Return the data that follows, keeping every word and mark unchanged.

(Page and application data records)
╔══

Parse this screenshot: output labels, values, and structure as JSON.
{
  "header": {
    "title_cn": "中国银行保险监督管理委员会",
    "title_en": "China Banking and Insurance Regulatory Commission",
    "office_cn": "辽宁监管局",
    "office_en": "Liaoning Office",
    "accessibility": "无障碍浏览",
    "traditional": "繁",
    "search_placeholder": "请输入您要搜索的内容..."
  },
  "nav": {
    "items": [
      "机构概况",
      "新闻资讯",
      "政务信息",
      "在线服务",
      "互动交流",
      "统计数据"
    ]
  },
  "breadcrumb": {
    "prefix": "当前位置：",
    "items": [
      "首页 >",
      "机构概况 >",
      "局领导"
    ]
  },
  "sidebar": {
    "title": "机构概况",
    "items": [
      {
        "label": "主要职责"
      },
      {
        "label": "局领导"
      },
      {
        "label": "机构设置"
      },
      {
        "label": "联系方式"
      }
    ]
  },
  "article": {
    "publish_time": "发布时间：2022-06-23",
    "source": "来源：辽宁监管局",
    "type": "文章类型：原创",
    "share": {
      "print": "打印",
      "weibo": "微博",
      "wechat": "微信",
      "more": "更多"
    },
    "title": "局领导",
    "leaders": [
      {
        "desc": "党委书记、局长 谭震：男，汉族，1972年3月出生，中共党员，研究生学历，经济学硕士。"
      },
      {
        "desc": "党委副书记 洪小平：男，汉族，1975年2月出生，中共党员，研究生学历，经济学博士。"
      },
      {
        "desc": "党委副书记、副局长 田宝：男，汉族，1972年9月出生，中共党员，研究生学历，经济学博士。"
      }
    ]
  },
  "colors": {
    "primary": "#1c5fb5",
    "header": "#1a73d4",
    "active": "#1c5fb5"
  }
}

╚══

Output for this task:
Parse this screenshot: output labels, values, and structure as JSON.
{
  "header": {
    "title_cn": "中国银行保险监督管理委员会",
    "title_en": "China Banking and Insurance Regulatory Commission",
    "office_cn": "辽宁监管局",
    "office_en": "Liaoning Office",
    "accessibility": "无障碍浏览",
    "traditional": "繁",
    "search_placeholder": "请输入您要搜索的内容..."
  },
  "nav": {
    "items": [
      "机构概况",
      "新闻资讯",
      "政务信息",
      "在线服务",
      "互动交流",
      "统计数据"
    ]
  },
  "breadcrumb": {
    "prefix": "当前位置：",
    "items": [
      "首页 >",
      "机构概况 >",
      "局领导"
    ]
  },
  "sidebar": {
    "title": "机构概况",
    "items": [
      {
        "label": "主要职责"
      },
      {
        "label": "局领导"
      },
      {
        "label": "机构设置"
      },
      {
        "label": "联系方式"
      }
    ]
  },
  "article": {
    "publish_time": "发布时间：2022-06-23",
    "source": "来源：辽宁监管局",
    "type": "文章类型：原创",
    "share": {
      "print": "打印",
      "weibo": "微博",
      "wechat": "微信",
      "more": "更多"
    },
    "title": "局领导",
    "leaders": [
      {
        "desc": "党委书记、局长 谭震：男，汉族，1972年3月出生，中共党员，研究生学历，经济学硕士。"
      },
      {
        "desc": "党委副书记 洪小平：男，汉族，1975年2月出生，中共党员，研究生学历，经济学博士。"
      },
      {
        "desc": "党委副书记、副局长 田宝：男，汉族，1972年9月出生，中共党员，研究生学历，经济学博士。"
      }
    ]
  },
  "colors": {
    "primary": "#1c5fb5",
    "header": "#1a73d4",
    "active": "#1c5fb5"
  }
}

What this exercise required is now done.